• Material shown
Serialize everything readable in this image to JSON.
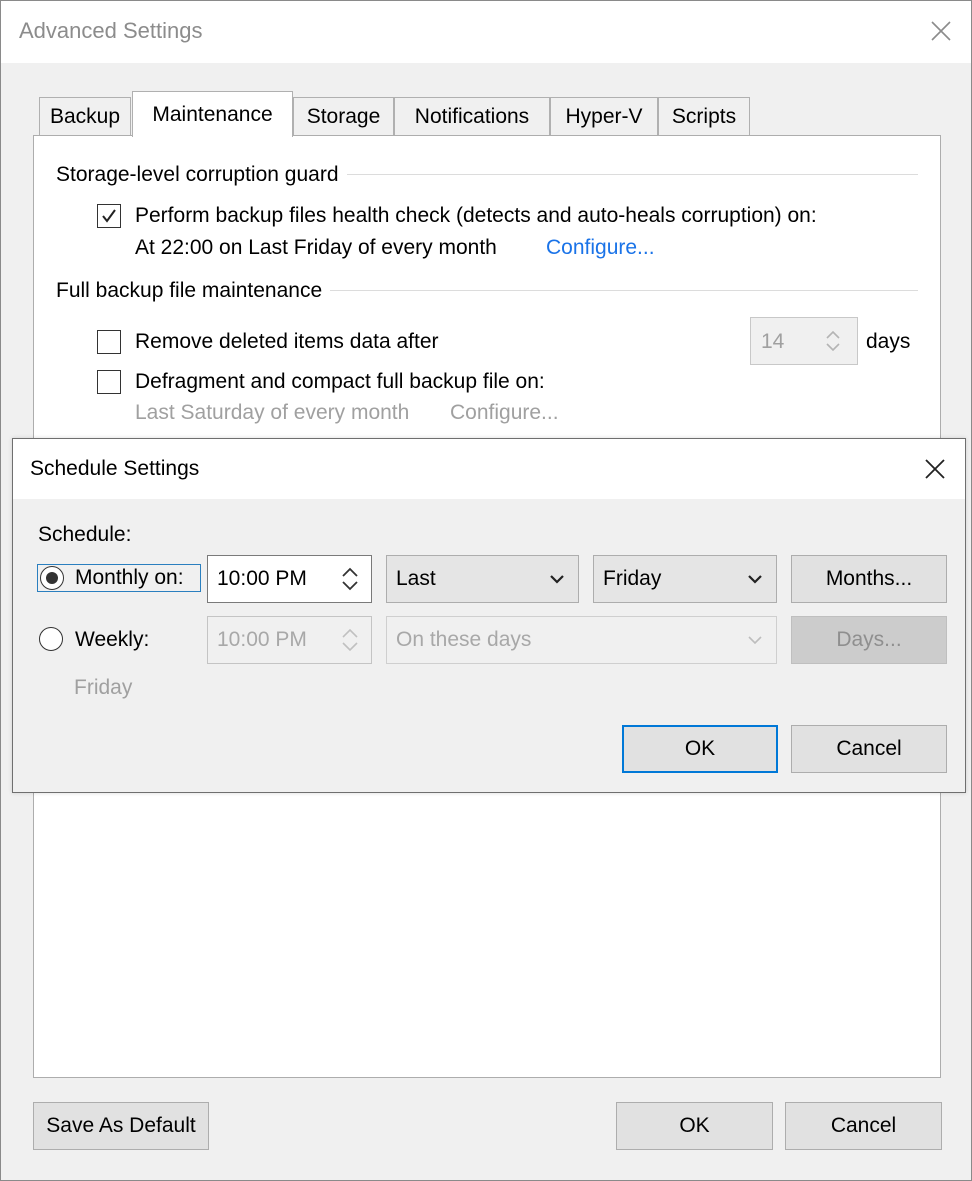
{
  "window": {
    "title": "Advanced Settings",
    "close_icon": "close-icon"
  },
  "tabs": [
    {
      "label": "Backup",
      "active": false
    },
    {
      "label": "Maintenance",
      "active": true
    },
    {
      "label": "Storage",
      "active": false
    },
    {
      "label": "Notifications",
      "active": false
    },
    {
      "label": "Hyper-V",
      "active": false
    },
    {
      "label": "Scripts",
      "active": false
    }
  ],
  "maintenance": {
    "corruption_guard": {
      "group_label": "Storage-level corruption guard",
      "health_check": {
        "label": "Perform backup files health check (detects and auto-heals corruption) on:",
        "checked": true,
        "schedule_text": "At 22:00 on Last Friday of every month",
        "configure_link": "Configure..."
      }
    },
    "full_backup": {
      "group_label": "Full backup file maintenance",
      "remove_deleted": {
        "label": "Remove deleted items data after",
        "checked": false,
        "value": "14",
        "unit": "days"
      },
      "defragment": {
        "label": "Defragment and compact full backup file on:",
        "checked": false,
        "schedule_text": "Last Saturday of every month",
        "configure_link": "Configure..."
      }
    }
  },
  "footer": {
    "save_default": "Save As Default",
    "ok": "OK",
    "cancel": "Cancel"
  },
  "schedule_dialog": {
    "title": "Schedule Settings",
    "schedule_label": "Schedule:",
    "monthly": {
      "label": "Monthly on:",
      "selected": true,
      "time": "10:00 PM",
      "occurrence": "Last",
      "day": "Friday",
      "months_button": "Months..."
    },
    "weekly": {
      "label": "Weekly:",
      "selected": false,
      "time": "10:00 PM",
      "days_option": "On these days",
      "days_button": "Days...",
      "summary": "Friday"
    },
    "ok": "OK",
    "cancel": "Cancel"
  }
}
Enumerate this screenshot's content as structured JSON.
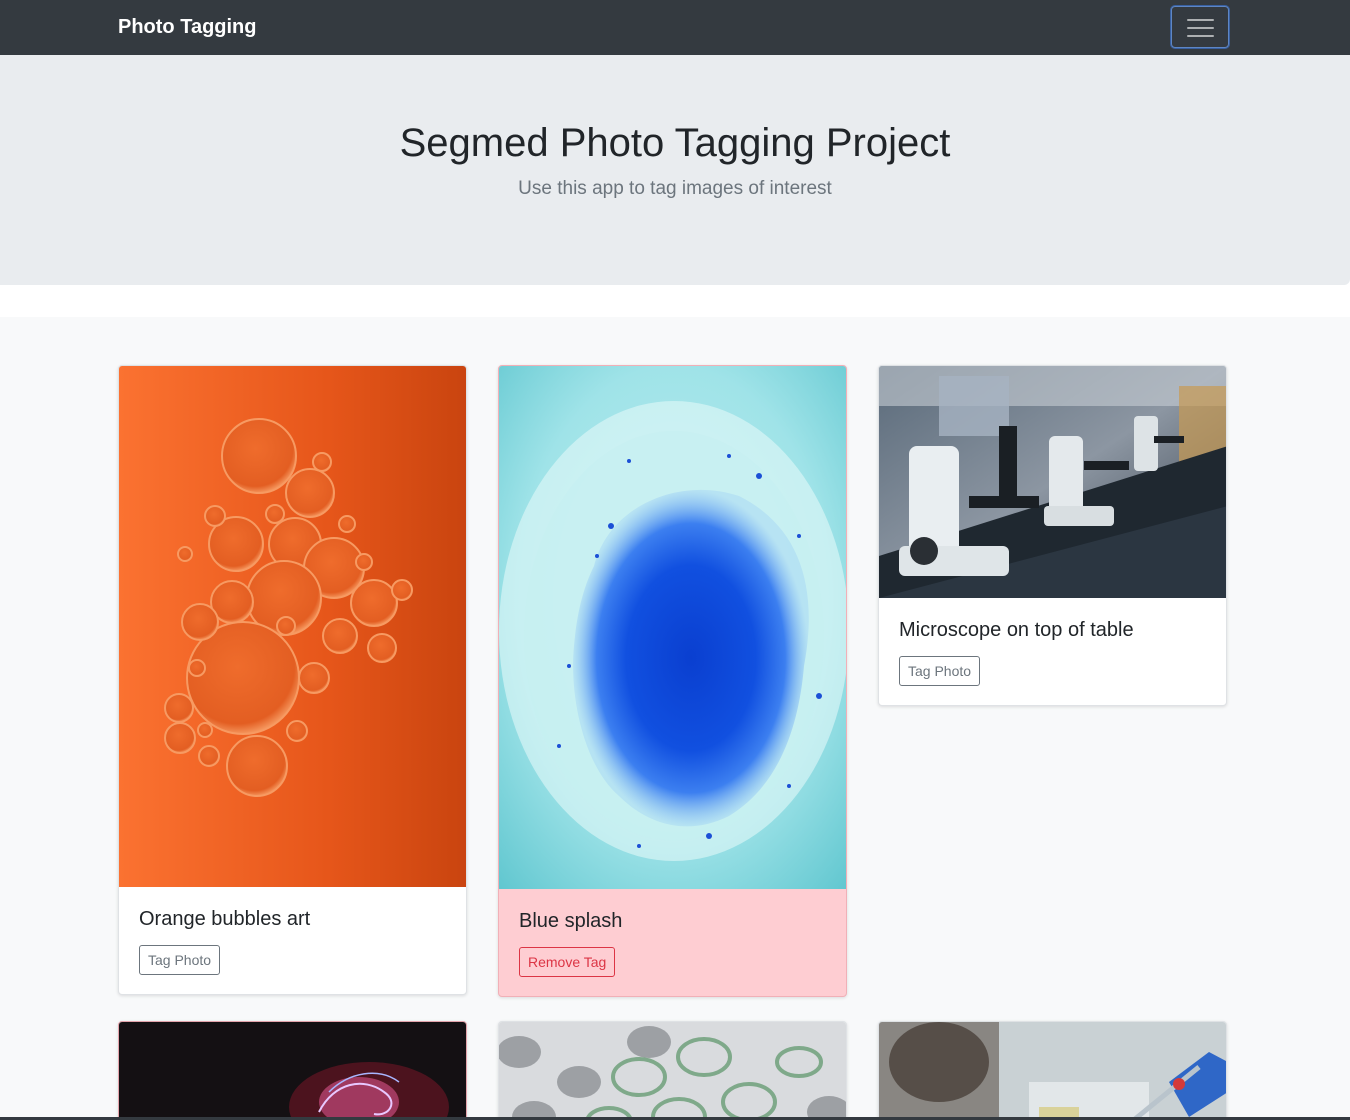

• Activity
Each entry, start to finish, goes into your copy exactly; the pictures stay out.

• Task result
Serialize everything readable in this image to JSON.
{
  "window": {
    "title": "Advanced Settings",
    "close_icon": "close-icon"
  },
  "tabs": [
    {
      "label": "Backup",
      "active": false
    },
    {
      "label": "Maintenance",
      "active": true
    },
    {
      "label": "Storage",
      "active": false
    },
    {
      "label": "Notifications",
      "active": false
    },
    {
      "label": "Hyper-V",
      "active": false
    },
    {
      "label": "Scripts",
      "active": false
    }
  ],
  "maintenance": {
    "corruption_guard": {
      "group_label": "Storage-level corruption guard",
      "health_check": {
        "label": "Perform backup files health check (detects and auto-heals corruption) on:",
        "checked": true,
        "schedule_text": "At 22:00 on Last Friday of every month",
        "configure_link": "Configure..."
      }
    },
    "full_backup": {
      "group_label": "Full backup file maintenance",
      "remove_deleted": {
        "label": "Remove deleted items data after",
        "checked": false,
        "value": "14",
        "unit": "days"
      },
      "defragment": {
        "label": "Defragment and compact full backup file on:",
        "checked": false,
        "schedule_text": "Last Saturday of every month",
        "configure_link": "Configure..."
      }
    }
  },
  "footer": {
    "save_default": "Save As Default",
    "ok": "OK",
    "cancel": "Cancel"
  },
  "schedule_dialog": {
    "title": "Schedule Settings",
    "schedule_label": "Schedule:",
    "monthly": {
      "label": "Monthly on:",
      "selected": true,
      "time": "10:00 PM",
      "occurrence": "Last",
      "day": "Friday",
      "months_button": "Months..."
    },
    "weekly": {
      "label": "Weekly:",
      "selected": false,
      "time": "10:00 PM",
      "days_option": "On these days",
      "days_button": "Days...",
      "summary": "Friday"
    },
    "ok": "OK",
    "cancel": "Cancel"
  }
}
Enumerate this screenshot's content as structured JSON.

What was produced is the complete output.